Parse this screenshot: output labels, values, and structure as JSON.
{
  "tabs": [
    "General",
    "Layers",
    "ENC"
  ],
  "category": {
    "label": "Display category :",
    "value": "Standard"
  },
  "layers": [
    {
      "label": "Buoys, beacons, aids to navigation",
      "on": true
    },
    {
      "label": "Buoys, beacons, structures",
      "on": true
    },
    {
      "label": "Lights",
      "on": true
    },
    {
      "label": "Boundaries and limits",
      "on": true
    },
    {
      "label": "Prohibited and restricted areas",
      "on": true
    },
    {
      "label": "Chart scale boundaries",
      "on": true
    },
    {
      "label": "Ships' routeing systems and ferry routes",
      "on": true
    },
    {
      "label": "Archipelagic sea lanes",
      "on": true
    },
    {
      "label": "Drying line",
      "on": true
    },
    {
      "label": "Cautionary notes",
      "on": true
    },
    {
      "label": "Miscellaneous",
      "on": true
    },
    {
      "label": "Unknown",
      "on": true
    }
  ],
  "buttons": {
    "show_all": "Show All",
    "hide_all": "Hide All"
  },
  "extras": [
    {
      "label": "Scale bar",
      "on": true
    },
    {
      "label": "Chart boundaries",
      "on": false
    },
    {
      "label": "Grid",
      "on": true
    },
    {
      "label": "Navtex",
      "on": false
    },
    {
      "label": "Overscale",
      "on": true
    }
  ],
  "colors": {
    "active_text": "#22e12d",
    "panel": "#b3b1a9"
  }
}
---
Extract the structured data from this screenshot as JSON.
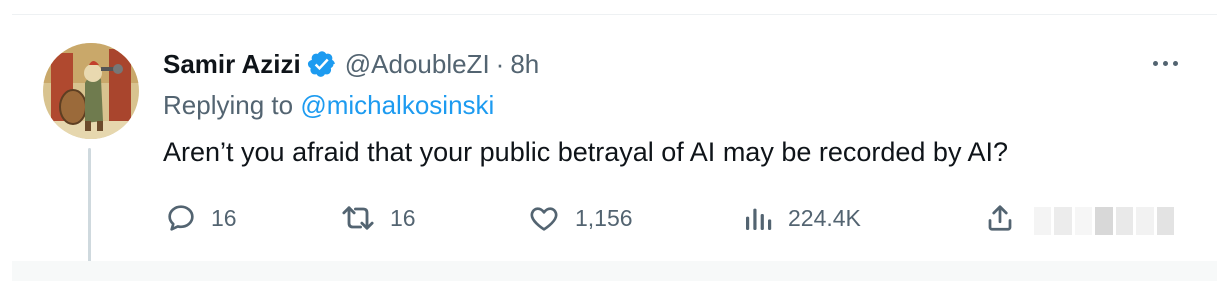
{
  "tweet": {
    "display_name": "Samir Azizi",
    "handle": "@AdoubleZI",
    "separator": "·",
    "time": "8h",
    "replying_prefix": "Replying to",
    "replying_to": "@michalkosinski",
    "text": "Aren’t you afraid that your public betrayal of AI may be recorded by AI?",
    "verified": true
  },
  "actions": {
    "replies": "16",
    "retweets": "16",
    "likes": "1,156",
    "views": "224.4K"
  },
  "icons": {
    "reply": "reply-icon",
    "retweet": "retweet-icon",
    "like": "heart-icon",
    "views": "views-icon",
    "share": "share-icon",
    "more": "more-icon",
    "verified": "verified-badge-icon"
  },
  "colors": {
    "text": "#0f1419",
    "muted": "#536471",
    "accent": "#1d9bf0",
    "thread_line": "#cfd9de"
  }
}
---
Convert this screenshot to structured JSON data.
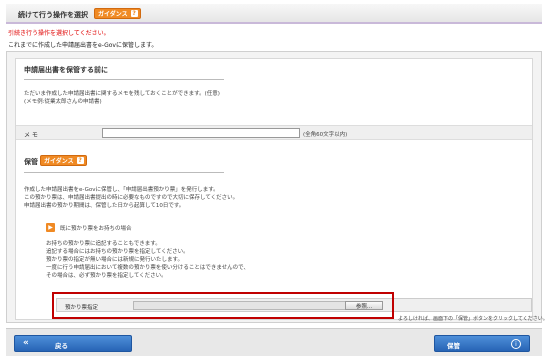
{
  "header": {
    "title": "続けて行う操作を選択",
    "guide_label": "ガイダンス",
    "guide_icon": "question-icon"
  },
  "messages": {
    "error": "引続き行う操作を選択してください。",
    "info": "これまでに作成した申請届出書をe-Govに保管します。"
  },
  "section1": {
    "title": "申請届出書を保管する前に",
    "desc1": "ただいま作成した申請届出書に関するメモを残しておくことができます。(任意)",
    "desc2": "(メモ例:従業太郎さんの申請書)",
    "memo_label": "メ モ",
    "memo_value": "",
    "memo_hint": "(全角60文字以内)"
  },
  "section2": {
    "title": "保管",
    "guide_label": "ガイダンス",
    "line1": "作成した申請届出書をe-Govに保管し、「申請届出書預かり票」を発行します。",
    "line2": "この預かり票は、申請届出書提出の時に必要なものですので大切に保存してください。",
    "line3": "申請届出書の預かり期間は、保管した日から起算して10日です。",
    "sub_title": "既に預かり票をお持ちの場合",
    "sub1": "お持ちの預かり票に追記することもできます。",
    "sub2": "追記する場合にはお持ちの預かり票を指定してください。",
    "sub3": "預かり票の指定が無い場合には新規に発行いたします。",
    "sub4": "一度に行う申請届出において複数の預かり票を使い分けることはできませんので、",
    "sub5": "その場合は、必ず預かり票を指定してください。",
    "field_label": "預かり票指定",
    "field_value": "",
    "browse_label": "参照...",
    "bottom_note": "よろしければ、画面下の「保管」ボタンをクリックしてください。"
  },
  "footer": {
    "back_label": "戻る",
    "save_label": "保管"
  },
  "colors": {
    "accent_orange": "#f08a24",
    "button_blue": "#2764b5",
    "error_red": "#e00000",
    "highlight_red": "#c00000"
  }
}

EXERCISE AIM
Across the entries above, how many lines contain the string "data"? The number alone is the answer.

YOUR RESPONSE
2